Requirement: Everything in the listing except the pictures should be written out exactly.

>>>>

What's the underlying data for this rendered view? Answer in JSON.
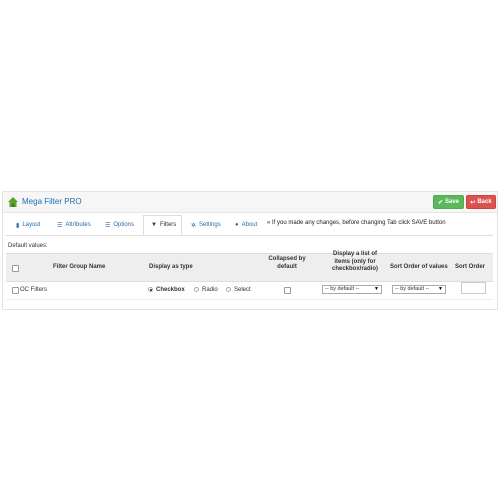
{
  "header": {
    "title": "Mega Filter PRO",
    "save_label": "Save",
    "back_label": "Back"
  },
  "tabs": [
    {
      "label": "Layout",
      "icon": "document-icon",
      "active": false
    },
    {
      "label": "Attributes",
      "icon": "list-icon",
      "active": false
    },
    {
      "label": "Options",
      "icon": "list-icon",
      "active": false
    },
    {
      "label": "Filters",
      "icon": "filter-icon",
      "active": true
    },
    {
      "label": "Settings",
      "icon": "gear-icon",
      "active": false
    },
    {
      "label": "About",
      "icon": "question-icon",
      "active": false
    }
  ],
  "notice": "« If you made any changes, before changing Tab click SAVE button",
  "section_title": "Default values:",
  "table": {
    "columns": {
      "name": "Filter Group Name",
      "display_as": "Display as type",
      "collapsed": [
        "Collapsed by",
        "default"
      ],
      "display_list": [
        "Display a list of",
        "items (only for",
        "checkbox/radio)"
      ],
      "sort_values": "Sort Order of values",
      "sort_order": "Sort Order"
    },
    "row": {
      "name": "OC Filters",
      "type_options": [
        "Checkbox",
        "Radio",
        "Select"
      ],
      "type_selected": "Checkbox",
      "display_list_value": "-- by default --",
      "sort_values_value": "-- by default --",
      "sort_order_value": ""
    }
  },
  "colors": {
    "save": "#5cb85c",
    "back": "#d9534f",
    "link": "#2a6bb0"
  }
}
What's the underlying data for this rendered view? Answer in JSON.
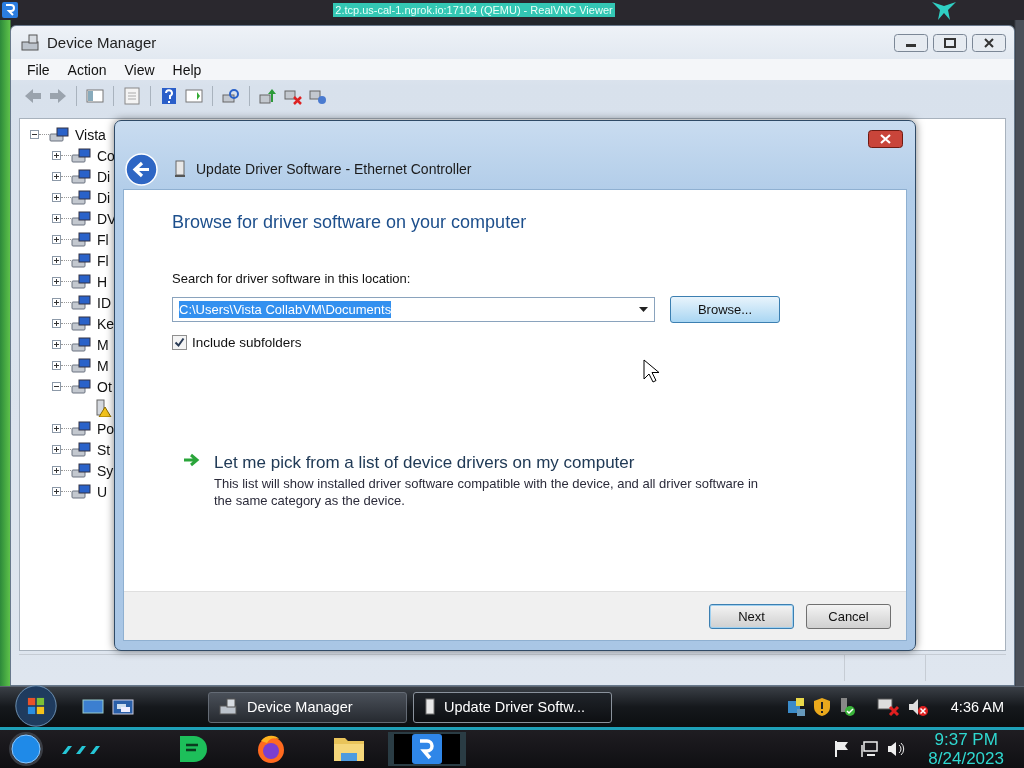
{
  "vnc_viewer": {
    "title": "2.tcp.us-cal-1.ngrok.io:17104 (QEMU) - RealVNC Viewer"
  },
  "device_manager": {
    "title": "Device Manager",
    "menu": [
      "File",
      "Action",
      "View",
      "Help"
    ],
    "tree": [
      {
        "label": "Vista",
        "expanded": true,
        "children": [
          {
            "label": "Co",
            "expanded": false
          },
          {
            "label": "Di",
            "expanded": false
          },
          {
            "label": "Di",
            "expanded": false
          },
          {
            "label": "DV",
            "expanded": false
          },
          {
            "label": "Fl",
            "expanded": false
          },
          {
            "label": "Fl",
            "expanded": false
          },
          {
            "label": "H",
            "expanded": false
          },
          {
            "label": "ID",
            "expanded": false
          },
          {
            "label": "Ke",
            "expanded": false
          },
          {
            "label": "M",
            "expanded": false
          },
          {
            "label": "M",
            "expanded": false
          },
          {
            "label": "Ot",
            "expanded": true,
            "children": [
              {
                "warning": true
              }
            ]
          },
          {
            "label": "Po",
            "expanded": false
          },
          {
            "label": "St",
            "expanded": false
          },
          {
            "label": "Sy",
            "expanded": false
          },
          {
            "label": "U",
            "expanded": false
          }
        ]
      }
    ]
  },
  "dialog": {
    "title": "Update Driver Software - Ethernet Controller",
    "heading": "Browse for driver software on your computer",
    "location_label": "Search for driver software in this location:",
    "location_value": "C:\\Users\\Vista CollabVM\\Documents",
    "value_selected": true,
    "browse_button": "Browse...",
    "include_subfolders": {
      "label": "Include subfolders",
      "checked": true
    },
    "option": {
      "title": "Let me pick from a list of device drivers on my computer",
      "description": "This list will show installed driver software compatible with the device, and all driver software in the same category as the device."
    },
    "buttons": [
      {
        "label": "Next",
        "default": true
      },
      {
        "label": "Cancel",
        "default": false
      }
    ]
  },
  "taskbar": {
    "tasks": [
      {
        "label": "Device Manager",
        "selected": false
      },
      {
        "label": "Update Driver Softw...",
        "selected": true
      }
    ],
    "clock": "4:36 AM"
  },
  "host_taskbar": {
    "apps": [
      {
        "kind": "notes",
        "selected": false
      },
      {
        "kind": "browser",
        "selected": false
      },
      {
        "kind": "folder",
        "selected": false
      },
      {
        "kind": "vnc",
        "selected": true
      }
    ],
    "time": "9:37 PM",
    "date": "8/24/2023"
  }
}
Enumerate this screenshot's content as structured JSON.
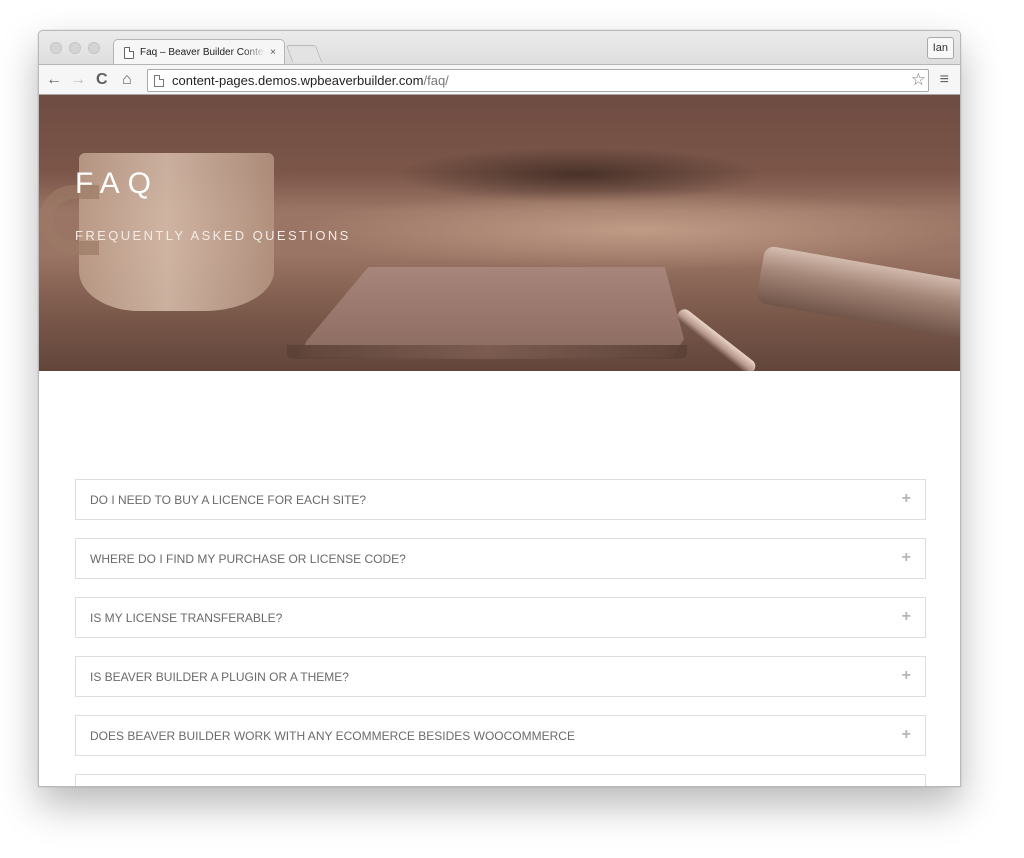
{
  "browser": {
    "tab_title": "Faq – Beaver Builder Conte",
    "tab_close": "×",
    "profile_name": "Ian",
    "url_host": "content-pages.demos.wpbeaverbuilder.com",
    "url_path": "/faq/",
    "icons": {
      "back": "←",
      "forward": "→",
      "reload": "C",
      "home": "⌂",
      "star": "☆",
      "menu": "≡"
    }
  },
  "hero": {
    "title": "FAQ",
    "subtitle": "FREQUENTLY ASKED QUESTIONS"
  },
  "faq": {
    "expand_glyph": "+",
    "items": [
      {
        "question": "DO I NEED TO BUY A LICENCE FOR EACH SITE?"
      },
      {
        "question": "WHERE DO I FIND MY PURCHASE OR LICENSE CODE?"
      },
      {
        "question": "IS MY LICENSE TRANSFERABLE?"
      },
      {
        "question": "IS BEAVER BUILDER A PLUGIN OR A THEME?"
      },
      {
        "question": "DOES BEAVER BUILDER WORK WITH ANY ECOMMERCE BESIDES WOOCOMMERCE"
      },
      {
        "question": ""
      }
    ]
  }
}
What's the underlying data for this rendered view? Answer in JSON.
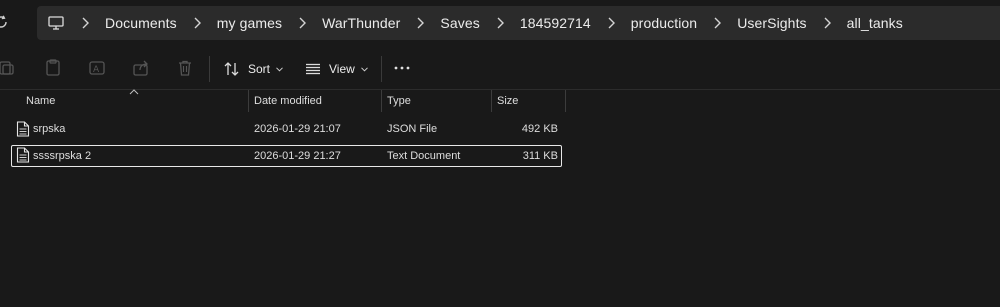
{
  "breadcrumb": [
    "Documents",
    "my games",
    "WarThunder",
    "Saves",
    "184592714",
    "production",
    "UserSights",
    "all_tanks"
  ],
  "toolbar": {
    "sort_label": "Sort",
    "view_label": "View"
  },
  "columns": {
    "name": "Name",
    "date_modified": "Date modified",
    "type": "Type",
    "size": "Size"
  },
  "files": [
    {
      "name": "srpska",
      "date_modified": "2026-01-29 21:07",
      "type": "JSON File",
      "size": "492 KB",
      "selected": false
    },
    {
      "name": "ssssrpska 2",
      "date_modified": "2026-01-29 21:27",
      "type": "Text Document",
      "size": "311 KB",
      "selected": true
    }
  ]
}
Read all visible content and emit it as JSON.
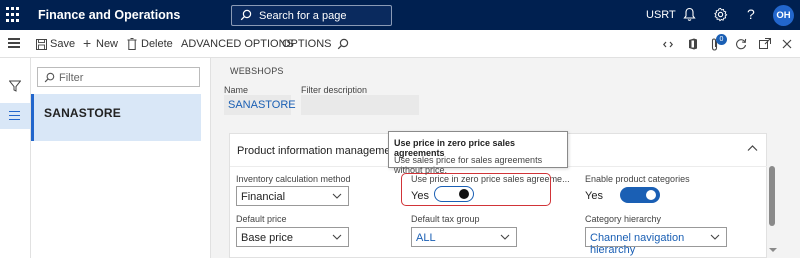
{
  "app": {
    "title": "Finance and Operations",
    "company": "USRT",
    "user_initials": "OH"
  },
  "search": {
    "placeholder": "Search for a page"
  },
  "icons": {
    "waffle": "waffle-icon",
    "search": "search-icon",
    "notifications": "bell-icon",
    "settings": "gear-icon",
    "help": "help-icon",
    "menu": "hamburger-icon",
    "save": "save-icon",
    "new": "plus-icon",
    "delete": "trash-icon",
    "filter": "funnel-icon",
    "list": "list-icon",
    "link": "link-icon",
    "office": "office-icon",
    "attachments": "paperclip-icon",
    "refresh": "refresh-icon",
    "open_new": "open-new-window-icon",
    "close": "close-icon"
  },
  "actions": {
    "save": "Save",
    "new": "New",
    "delete": "Delete",
    "advanced": "ADVANCED OPTIONS",
    "options": "OPTIONS"
  },
  "attachments_count": "0",
  "list": {
    "filter_placeholder": "Filter",
    "items": [
      "SANASTORE"
    ]
  },
  "header": {
    "caption": "WEBSHOPS",
    "name_label": "Name",
    "name_value": "SANASTORE",
    "filter_desc_label": "Filter description",
    "filter_desc_value": ""
  },
  "fasttab": {
    "title": "Product information management",
    "fields": {
      "inventory_label": "Inventory calculation method",
      "inventory_value": "Financial",
      "zero_price_label": "Use price in zero price sales agreeme...",
      "zero_price_value": "Yes",
      "categories_label": "Enable product categories",
      "categories_value": "Yes",
      "default_price_label": "Default price",
      "default_price_value": "Base price",
      "tax_group_label": "Default tax group",
      "tax_group_value": "ALL",
      "hierarchy_label": "Category hierarchy",
      "hierarchy_value": "Channel navigation hierarchy"
    }
  },
  "tooltip": {
    "title": "Use price in zero price sales agreements",
    "body": "Use sales price for sales agreements without price."
  },
  "colors": {
    "navbar": "#002050",
    "accent": "#1a5fb4",
    "highlight": "#d13438",
    "selection": "#d9e7f7"
  }
}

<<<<

Answer below:
What's the underlying data for this rendered view? Answer in JSON.
{
  "header": {
    "title": "Mega Filter PRO",
    "save_label": "Save",
    "back_label": "Back"
  },
  "tabs": [
    {
      "label": "Layout",
      "icon": "document-icon",
      "active": false
    },
    {
      "label": "Attributes",
      "icon": "list-icon",
      "active": false
    },
    {
      "label": "Options",
      "icon": "list-icon",
      "active": false
    },
    {
      "label": "Filters",
      "icon": "filter-icon",
      "active": true
    },
    {
      "label": "Settings",
      "icon": "gear-icon",
      "active": false
    },
    {
      "label": "About",
      "icon": "question-icon",
      "active": false
    }
  ],
  "notice": "« If you made any changes, before changing Tab click SAVE button",
  "section_title": "Default values:",
  "table": {
    "columns": {
      "name": "Filter Group Name",
      "display_as": "Display as type",
      "collapsed": [
        "Collapsed by",
        "default"
      ],
      "display_list": [
        "Display a list of",
        "items (only for",
        "checkbox/radio)"
      ],
      "sort_values": "Sort Order of values",
      "sort_order": "Sort Order"
    },
    "row": {
      "name": "OC Filters",
      "type_options": [
        "Checkbox",
        "Radio",
        "Select"
      ],
      "type_selected": "Checkbox",
      "display_list_value": "-- by default --",
      "sort_values_value": "-- by default --",
      "sort_order_value": ""
    }
  },
  "colors": {
    "save": "#5cb85c",
    "back": "#d9534f",
    "link": "#2a6bb0"
  }
}
What's the underlying data for this rendered view? Answer in JSON.
{
  "vnc_viewer": {
    "title": "2.tcp.us-cal-1.ngrok.io:17104 (QEMU) - RealVNC Viewer"
  },
  "device_manager": {
    "title": "Device Manager",
    "menu": [
      "File",
      "Action",
      "View",
      "Help"
    ],
    "tree": [
      {
        "label": "Vista",
        "expanded": true,
        "children": [
          {
            "label": "Co",
            "expanded": false
          },
          {
            "label": "Di",
            "expanded": false
          },
          {
            "label": "Di",
            "expanded": false
          },
          {
            "label": "DV",
            "expanded": false
          },
          {
            "label": "Fl",
            "expanded": false
          },
          {
            "label": "Fl",
            "expanded": false
          },
          {
            "label": "H",
            "expanded": false
          },
          {
            "label": "ID",
            "expanded": false
          },
          {
            "label": "Ke",
            "expanded": false
          },
          {
            "label": "M",
            "expanded": false
          },
          {
            "label": "M",
            "expanded": false
          },
          {
            "label": "Ot",
            "expanded": true,
            "children": [
              {
                "warning": true
              }
            ]
          },
          {
            "label": "Po",
            "expanded": false
          },
          {
            "label": "St",
            "expanded": false
          },
          {
            "label": "Sy",
            "expanded": false
          },
          {
            "label": "U",
            "expanded": false
          }
        ]
      }
    ]
  },
  "dialog": {
    "title": "Update Driver Software - Ethernet Controller",
    "heading": "Browse for driver software on your computer",
    "location_label": "Search for driver software in this location:",
    "location_value": "C:\\Users\\Vista CollabVM\\Documents",
    "value_selected": true,
    "browse_button": "Browse...",
    "include_subfolders": {
      "label": "Include subfolders",
      "checked": true
    },
    "option": {
      "title": "Let me pick from a list of device drivers on my computer",
      "description": "This list will show installed driver software compatible with the device, and all driver software in the same category as the device."
    },
    "buttons": [
      {
        "label": "Next",
        "default": true
      },
      {
        "label": "Cancel",
        "default": false
      }
    ]
  },
  "taskbar": {
    "tasks": [
      {
        "label": "Device Manager",
        "selected": false
      },
      {
        "label": "Update Driver Softw...",
        "selected": true
      }
    ],
    "clock": "4:36 AM"
  },
  "host_taskbar": {
    "apps": [
      {
        "kind": "notes",
        "selected": false
      },
      {
        "kind": "browser",
        "selected": false
      },
      {
        "kind": "folder",
        "selected": false
      },
      {
        "kind": "vnc",
        "selected": true
      }
    ],
    "time": "9:37 PM",
    "date": "8/24/2023"
  }
}
Enumerate this screenshot's content as structured JSON.
{
  "browser": {
    "tab_title": "Faq – Beaver Builder Conte",
    "tab_close": "×",
    "profile_name": "Ian",
    "url_host": "content-pages.demos.wpbeaverbuilder.com",
    "url_path": "/faq/",
    "icons": {
      "back": "←",
      "forward": "→",
      "reload": "C",
      "home": "⌂",
      "star": "☆",
      "menu": "≡"
    }
  },
  "hero": {
    "title": "FAQ",
    "subtitle": "FREQUENTLY ASKED QUESTIONS"
  },
  "faq": {
    "expand_glyph": "+",
    "items": [
      {
        "question": "DO I NEED TO BUY A LICENCE FOR EACH SITE?"
      },
      {
        "question": "WHERE DO I FIND MY PURCHASE OR LICENSE CODE?"
      },
      {
        "question": "IS MY LICENSE TRANSFERABLE?"
      },
      {
        "question": "IS BEAVER BUILDER A PLUGIN OR A THEME?"
      },
      {
        "question": "DOES BEAVER BUILDER WORK WITH ANY ECOMMERCE BESIDES WOOCOMMERCE"
      },
      {
        "question": ""
      }
    ]
  }
}
What's the underlying data for this rendered view? Answer in JSON.
{
  "breadcrumb": [
    "Documents",
    "my games",
    "WarThunder",
    "Saves",
    "184592714",
    "production",
    "UserSights",
    "all_tanks"
  ],
  "toolbar": {
    "sort_label": "Sort",
    "view_label": "View"
  },
  "columns": {
    "name": "Name",
    "date_modified": "Date modified",
    "type": "Type",
    "size": "Size"
  },
  "files": [
    {
      "name": "srpska",
      "date_modified": "2026-01-29 21:07",
      "type": "JSON File",
      "size": "492 KB",
      "selected": false
    },
    {
      "name": "ssssrpska 2",
      "date_modified": "2026-01-29 21:27",
      "type": "Text Document",
      "size": "311 KB",
      "selected": true
    }
  ]
}
Read all visible content and emit it as JSON.
{
  "app": {
    "title": "Finance and Operations",
    "company": "USRT",
    "user_initials": "OH"
  },
  "search": {
    "placeholder": "Search for a page"
  },
  "icons": {
    "waffle": "waffle-icon",
    "search": "search-icon",
    "notifications": "bell-icon",
    "settings": "gear-icon",
    "help": "help-icon",
    "menu": "hamburger-icon",
    "save": "save-icon",
    "new": "plus-icon",
    "delete": "trash-icon",
    "filter": "funnel-icon",
    "list": "list-icon",
    "link": "link-icon",
    "office": "office-icon",
    "attachments": "paperclip-icon",
    "refresh": "refresh-icon",
    "open_new": "open-new-window-icon",
    "close": "close-icon"
  },
  "actions": {
    "save": "Save",
    "new": "New",
    "delete": "Delete",
    "advanced": "ADVANCED OPTIONS",
    "options": "OPTIONS"
  },
  "attachments_count": "0",
  "list": {
    "filter_placeholder": "Filter",
    "items": [
      "SANASTORE"
    ]
  },
  "header": {
    "caption": "WEBSHOPS",
    "name_label": "Name",
    "name_value": "SANASTORE",
    "filter_desc_label": "Filter description",
    "filter_desc_value": ""
  },
  "fasttab": {
    "title": "Product information management",
    "fields": {
      "inventory_label": "Inventory calculation method",
      "inventory_value": "Financial",
      "zero_price_label": "Use price in zero price sales agreeme...",
      "zero_price_value": "Yes",
      "categories_label": "Enable product categories",
      "categories_value": "Yes",
      "default_price_label": "Default price",
      "default_price_value": "Base price",
      "tax_group_label": "Default tax group",
      "tax_group_value": "ALL",
      "hierarchy_label": "Category hierarchy",
      "hierarchy_value": "Channel navigation hierarchy"
    }
  },
  "tooltip": {
    "title": "Use price in zero price sales agreements",
    "body": "Use sales price for sales agreements without price."
  },
  "colors": {
    "navbar": "#002050",
    "accent": "#1a5fb4",
    "highlight": "#d13438",
    "selection": "#d9e7f7"
  }
}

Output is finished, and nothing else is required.